• [Your assignment]: All lines in the entries below that hold "icon" make up the answer.

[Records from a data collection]
^^^^

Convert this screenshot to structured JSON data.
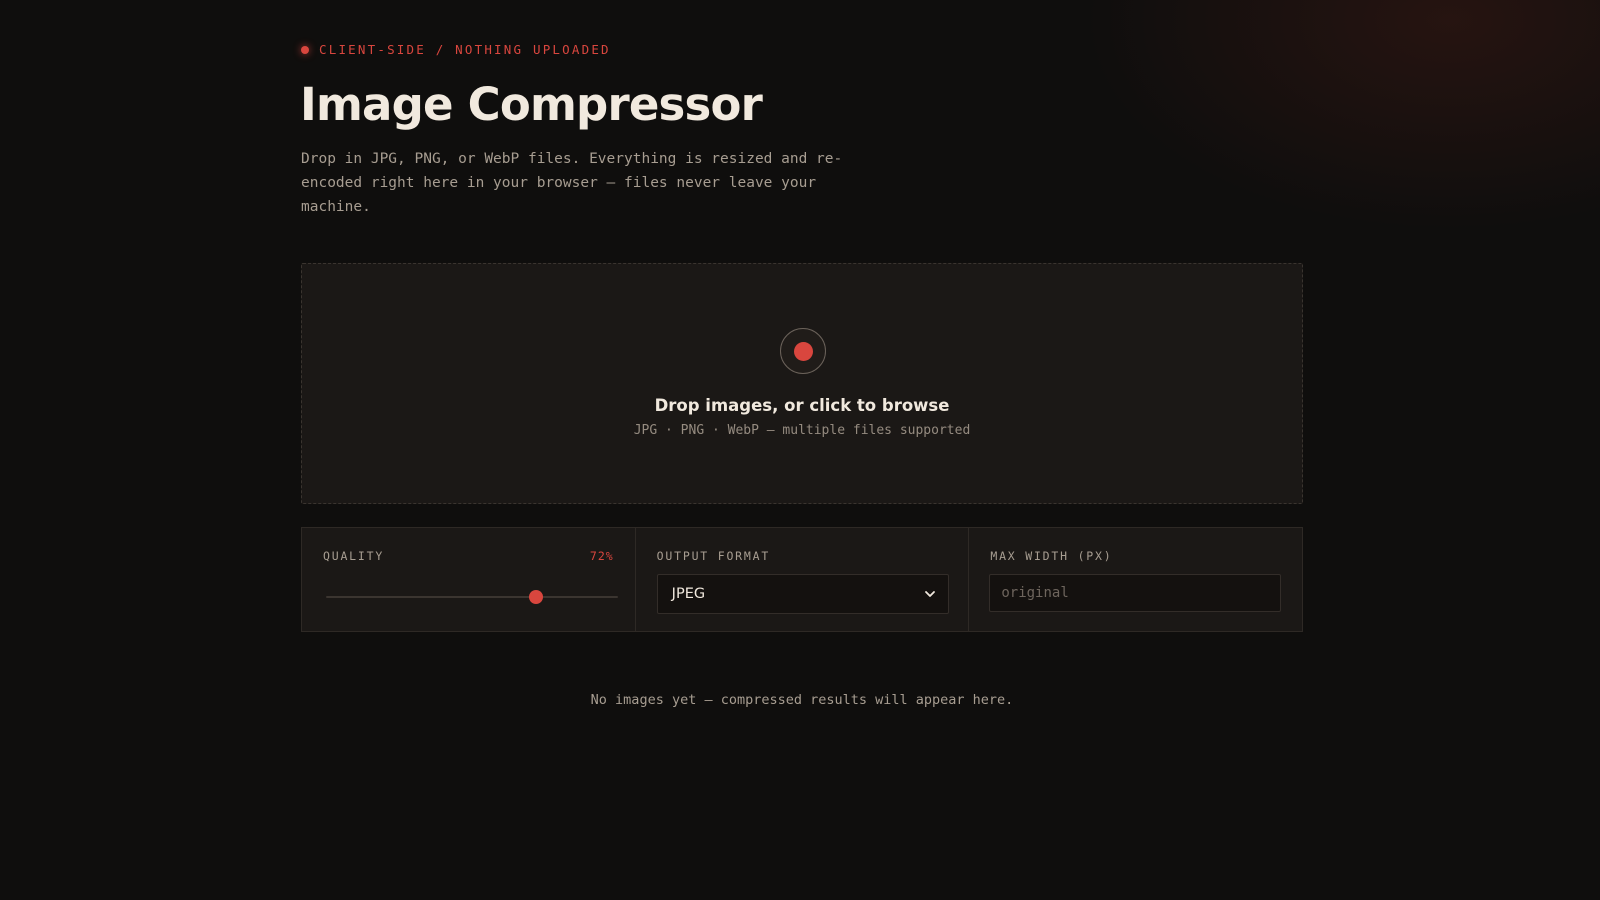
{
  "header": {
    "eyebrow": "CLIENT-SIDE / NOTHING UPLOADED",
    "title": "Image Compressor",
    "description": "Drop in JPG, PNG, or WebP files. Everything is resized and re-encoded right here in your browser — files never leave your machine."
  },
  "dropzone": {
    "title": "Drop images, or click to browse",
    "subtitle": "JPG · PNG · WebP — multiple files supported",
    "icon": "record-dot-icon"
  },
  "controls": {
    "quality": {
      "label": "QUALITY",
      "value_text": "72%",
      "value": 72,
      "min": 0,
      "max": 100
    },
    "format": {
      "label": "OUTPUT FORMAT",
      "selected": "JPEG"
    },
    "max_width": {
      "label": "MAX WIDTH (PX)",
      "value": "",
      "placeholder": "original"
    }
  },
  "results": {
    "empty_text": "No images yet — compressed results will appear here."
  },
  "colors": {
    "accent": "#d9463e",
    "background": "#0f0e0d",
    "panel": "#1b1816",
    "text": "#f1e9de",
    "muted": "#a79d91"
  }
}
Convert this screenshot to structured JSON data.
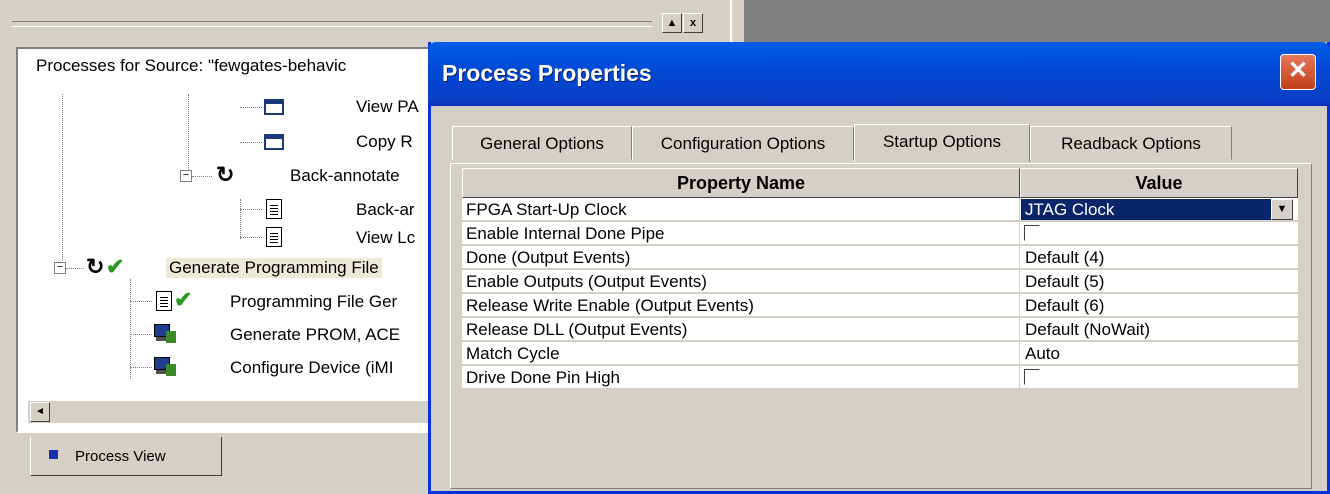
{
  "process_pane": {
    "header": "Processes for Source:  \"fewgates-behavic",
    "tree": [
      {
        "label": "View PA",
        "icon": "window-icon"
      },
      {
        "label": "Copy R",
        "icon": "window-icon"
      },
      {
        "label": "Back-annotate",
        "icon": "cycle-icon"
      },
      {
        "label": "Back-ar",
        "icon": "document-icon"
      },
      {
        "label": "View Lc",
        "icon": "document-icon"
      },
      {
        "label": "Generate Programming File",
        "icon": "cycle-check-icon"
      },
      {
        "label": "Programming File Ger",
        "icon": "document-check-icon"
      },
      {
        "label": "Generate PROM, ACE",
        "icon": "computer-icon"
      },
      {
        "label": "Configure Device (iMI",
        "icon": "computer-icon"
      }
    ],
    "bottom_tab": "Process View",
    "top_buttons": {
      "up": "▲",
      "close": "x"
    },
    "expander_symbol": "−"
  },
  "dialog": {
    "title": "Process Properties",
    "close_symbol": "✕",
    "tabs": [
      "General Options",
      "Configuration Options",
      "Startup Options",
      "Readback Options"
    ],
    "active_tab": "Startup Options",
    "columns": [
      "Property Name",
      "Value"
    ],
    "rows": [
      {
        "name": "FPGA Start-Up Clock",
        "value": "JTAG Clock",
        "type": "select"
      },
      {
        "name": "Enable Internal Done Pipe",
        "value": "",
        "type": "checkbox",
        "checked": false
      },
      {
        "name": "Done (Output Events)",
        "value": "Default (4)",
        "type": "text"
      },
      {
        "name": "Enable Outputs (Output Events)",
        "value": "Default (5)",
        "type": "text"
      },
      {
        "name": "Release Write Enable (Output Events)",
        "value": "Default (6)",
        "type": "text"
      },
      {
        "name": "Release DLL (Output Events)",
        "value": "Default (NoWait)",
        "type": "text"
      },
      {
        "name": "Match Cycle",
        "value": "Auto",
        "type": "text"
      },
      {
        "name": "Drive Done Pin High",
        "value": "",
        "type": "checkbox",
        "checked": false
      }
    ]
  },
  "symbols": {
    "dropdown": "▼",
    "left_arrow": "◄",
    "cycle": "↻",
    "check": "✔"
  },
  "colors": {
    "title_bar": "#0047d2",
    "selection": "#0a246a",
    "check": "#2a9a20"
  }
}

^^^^

• [Answer space]:
    "icon": "record-dot-icon"
        "icon": "window-icon"
        "icon": "window-icon"
        "icon": "cycle-icon"
        "icon": "document-icon"
        "icon": "document-icon"
        "icon": "cycle-check-icon"
        "icon": "document-check-icon"
        "icon": "computer-icon"
        "icon": "computer-icon"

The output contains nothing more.